# Task data

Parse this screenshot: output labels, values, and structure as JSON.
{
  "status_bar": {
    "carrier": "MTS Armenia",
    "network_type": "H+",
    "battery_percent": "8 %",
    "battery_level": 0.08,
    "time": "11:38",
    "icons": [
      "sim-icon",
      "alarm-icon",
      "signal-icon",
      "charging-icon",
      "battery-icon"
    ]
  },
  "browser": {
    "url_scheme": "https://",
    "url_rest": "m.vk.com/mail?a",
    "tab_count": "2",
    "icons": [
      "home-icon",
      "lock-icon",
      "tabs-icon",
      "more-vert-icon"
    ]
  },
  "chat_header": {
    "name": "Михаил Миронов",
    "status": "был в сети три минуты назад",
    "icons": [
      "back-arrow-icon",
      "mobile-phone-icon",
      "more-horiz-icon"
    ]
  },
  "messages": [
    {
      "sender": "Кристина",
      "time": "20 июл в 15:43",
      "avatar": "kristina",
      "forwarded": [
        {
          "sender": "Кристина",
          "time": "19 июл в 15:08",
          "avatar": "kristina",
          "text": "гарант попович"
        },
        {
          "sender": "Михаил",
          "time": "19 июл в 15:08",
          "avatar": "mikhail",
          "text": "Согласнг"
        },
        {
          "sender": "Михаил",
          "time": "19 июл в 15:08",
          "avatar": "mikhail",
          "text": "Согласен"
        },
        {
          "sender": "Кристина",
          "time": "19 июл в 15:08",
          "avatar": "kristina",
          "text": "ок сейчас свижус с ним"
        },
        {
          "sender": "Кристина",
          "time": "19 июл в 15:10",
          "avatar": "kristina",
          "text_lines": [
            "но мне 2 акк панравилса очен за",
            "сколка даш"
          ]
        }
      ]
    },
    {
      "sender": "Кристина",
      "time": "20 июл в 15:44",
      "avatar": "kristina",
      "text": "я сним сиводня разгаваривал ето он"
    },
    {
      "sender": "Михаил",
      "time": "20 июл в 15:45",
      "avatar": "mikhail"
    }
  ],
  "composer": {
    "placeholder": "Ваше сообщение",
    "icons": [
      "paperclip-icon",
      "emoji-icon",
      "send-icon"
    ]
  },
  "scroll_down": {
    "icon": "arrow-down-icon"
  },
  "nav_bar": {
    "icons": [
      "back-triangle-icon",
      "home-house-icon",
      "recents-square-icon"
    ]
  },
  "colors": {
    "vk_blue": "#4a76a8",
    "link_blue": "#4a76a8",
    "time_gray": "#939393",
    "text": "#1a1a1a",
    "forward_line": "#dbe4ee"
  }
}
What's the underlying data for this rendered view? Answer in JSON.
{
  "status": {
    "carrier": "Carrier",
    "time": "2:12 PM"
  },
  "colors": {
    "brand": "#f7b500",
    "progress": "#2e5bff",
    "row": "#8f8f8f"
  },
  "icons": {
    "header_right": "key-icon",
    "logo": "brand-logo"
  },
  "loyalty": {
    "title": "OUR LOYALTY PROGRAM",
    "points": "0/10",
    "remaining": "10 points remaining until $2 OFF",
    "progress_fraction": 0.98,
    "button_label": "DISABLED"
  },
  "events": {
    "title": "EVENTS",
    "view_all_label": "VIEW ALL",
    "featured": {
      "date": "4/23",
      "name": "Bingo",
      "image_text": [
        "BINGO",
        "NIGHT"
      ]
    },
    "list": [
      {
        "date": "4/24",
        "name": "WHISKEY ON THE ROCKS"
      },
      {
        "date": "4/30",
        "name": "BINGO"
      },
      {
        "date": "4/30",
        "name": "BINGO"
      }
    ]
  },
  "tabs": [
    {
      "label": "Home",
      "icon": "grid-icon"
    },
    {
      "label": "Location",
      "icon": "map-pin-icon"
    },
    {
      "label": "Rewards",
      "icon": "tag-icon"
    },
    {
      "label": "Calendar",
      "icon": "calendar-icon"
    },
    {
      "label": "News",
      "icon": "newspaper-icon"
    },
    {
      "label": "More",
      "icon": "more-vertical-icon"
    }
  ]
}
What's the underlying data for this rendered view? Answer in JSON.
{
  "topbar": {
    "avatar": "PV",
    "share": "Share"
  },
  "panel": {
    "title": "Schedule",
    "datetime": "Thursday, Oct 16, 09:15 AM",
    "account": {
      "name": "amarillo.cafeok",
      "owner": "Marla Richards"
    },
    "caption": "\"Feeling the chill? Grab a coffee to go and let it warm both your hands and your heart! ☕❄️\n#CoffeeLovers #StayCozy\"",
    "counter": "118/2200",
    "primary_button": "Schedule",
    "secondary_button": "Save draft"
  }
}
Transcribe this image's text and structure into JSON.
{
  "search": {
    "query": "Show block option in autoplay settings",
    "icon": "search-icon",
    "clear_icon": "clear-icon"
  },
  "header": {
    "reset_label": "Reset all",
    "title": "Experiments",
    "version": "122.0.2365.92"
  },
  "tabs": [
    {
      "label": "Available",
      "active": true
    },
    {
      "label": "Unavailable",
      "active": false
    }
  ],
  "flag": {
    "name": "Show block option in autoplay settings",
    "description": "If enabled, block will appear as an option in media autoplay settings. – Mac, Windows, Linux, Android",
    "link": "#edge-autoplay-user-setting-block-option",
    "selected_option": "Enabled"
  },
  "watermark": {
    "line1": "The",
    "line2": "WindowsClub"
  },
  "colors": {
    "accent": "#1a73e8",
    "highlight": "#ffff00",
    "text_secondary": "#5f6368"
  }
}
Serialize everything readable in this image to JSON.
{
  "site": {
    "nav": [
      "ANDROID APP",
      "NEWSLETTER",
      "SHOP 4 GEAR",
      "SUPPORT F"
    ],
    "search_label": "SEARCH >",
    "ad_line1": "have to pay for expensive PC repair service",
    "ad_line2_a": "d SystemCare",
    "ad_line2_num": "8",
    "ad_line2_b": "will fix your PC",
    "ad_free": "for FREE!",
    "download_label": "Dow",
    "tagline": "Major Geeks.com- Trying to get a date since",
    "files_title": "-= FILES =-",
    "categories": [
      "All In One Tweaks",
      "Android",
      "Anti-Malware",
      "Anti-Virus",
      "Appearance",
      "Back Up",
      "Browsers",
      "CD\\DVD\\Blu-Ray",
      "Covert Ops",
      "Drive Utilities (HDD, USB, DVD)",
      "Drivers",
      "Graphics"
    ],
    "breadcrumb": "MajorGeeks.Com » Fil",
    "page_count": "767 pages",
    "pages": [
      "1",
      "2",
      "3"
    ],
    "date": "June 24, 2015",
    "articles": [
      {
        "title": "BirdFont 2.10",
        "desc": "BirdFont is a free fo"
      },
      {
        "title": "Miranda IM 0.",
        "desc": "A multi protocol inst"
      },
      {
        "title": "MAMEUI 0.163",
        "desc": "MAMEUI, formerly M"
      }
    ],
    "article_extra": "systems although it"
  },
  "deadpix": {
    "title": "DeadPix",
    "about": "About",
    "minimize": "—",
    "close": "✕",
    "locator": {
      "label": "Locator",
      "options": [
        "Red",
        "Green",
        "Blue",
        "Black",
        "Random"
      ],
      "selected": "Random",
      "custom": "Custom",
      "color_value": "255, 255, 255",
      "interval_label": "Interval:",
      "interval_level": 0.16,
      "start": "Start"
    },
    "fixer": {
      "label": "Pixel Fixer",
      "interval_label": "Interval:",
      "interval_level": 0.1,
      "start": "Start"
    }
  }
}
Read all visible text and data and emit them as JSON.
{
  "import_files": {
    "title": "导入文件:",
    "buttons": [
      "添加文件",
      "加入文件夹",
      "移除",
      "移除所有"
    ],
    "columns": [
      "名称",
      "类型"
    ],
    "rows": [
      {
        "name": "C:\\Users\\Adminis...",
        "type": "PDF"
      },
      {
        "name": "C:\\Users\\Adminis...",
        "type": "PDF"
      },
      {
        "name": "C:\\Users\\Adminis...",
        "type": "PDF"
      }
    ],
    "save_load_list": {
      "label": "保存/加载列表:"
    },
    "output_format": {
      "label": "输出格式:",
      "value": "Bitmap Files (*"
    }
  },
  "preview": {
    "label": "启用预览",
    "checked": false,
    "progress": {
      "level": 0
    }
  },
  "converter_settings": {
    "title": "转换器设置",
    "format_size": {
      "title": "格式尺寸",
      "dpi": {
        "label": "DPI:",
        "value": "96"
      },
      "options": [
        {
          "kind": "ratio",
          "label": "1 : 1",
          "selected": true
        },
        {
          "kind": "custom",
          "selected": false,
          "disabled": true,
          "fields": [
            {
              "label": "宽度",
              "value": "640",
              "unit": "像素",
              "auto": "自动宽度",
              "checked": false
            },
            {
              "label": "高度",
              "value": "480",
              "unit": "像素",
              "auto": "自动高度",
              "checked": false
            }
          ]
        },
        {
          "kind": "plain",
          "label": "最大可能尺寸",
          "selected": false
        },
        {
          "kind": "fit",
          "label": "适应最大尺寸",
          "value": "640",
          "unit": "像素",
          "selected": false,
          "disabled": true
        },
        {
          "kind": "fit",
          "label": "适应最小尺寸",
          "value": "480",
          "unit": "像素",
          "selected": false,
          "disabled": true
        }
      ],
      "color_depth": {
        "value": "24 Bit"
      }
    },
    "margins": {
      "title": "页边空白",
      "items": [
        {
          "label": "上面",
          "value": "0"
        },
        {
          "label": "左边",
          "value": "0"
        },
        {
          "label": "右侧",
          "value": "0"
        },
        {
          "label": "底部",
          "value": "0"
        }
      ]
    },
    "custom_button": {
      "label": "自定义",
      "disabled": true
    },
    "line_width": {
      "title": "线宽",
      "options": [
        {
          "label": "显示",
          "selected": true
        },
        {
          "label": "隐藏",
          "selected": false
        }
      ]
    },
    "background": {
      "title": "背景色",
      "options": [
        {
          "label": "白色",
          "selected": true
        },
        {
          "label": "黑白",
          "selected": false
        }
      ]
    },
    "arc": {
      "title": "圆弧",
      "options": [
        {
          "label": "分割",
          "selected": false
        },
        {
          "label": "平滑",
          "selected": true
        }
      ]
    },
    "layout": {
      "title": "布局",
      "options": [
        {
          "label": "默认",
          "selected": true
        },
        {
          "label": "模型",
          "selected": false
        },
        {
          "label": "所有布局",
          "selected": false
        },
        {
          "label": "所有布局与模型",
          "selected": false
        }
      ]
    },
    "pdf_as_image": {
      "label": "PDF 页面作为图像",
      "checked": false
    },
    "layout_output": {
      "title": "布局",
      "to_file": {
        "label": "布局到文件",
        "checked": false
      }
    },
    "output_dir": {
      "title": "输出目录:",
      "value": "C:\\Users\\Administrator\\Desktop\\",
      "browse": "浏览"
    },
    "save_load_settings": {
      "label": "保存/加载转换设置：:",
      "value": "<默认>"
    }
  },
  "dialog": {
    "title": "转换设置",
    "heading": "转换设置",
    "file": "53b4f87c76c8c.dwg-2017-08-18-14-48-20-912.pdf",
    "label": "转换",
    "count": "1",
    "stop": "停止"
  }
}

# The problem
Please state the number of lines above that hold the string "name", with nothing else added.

# Result for this exercise
10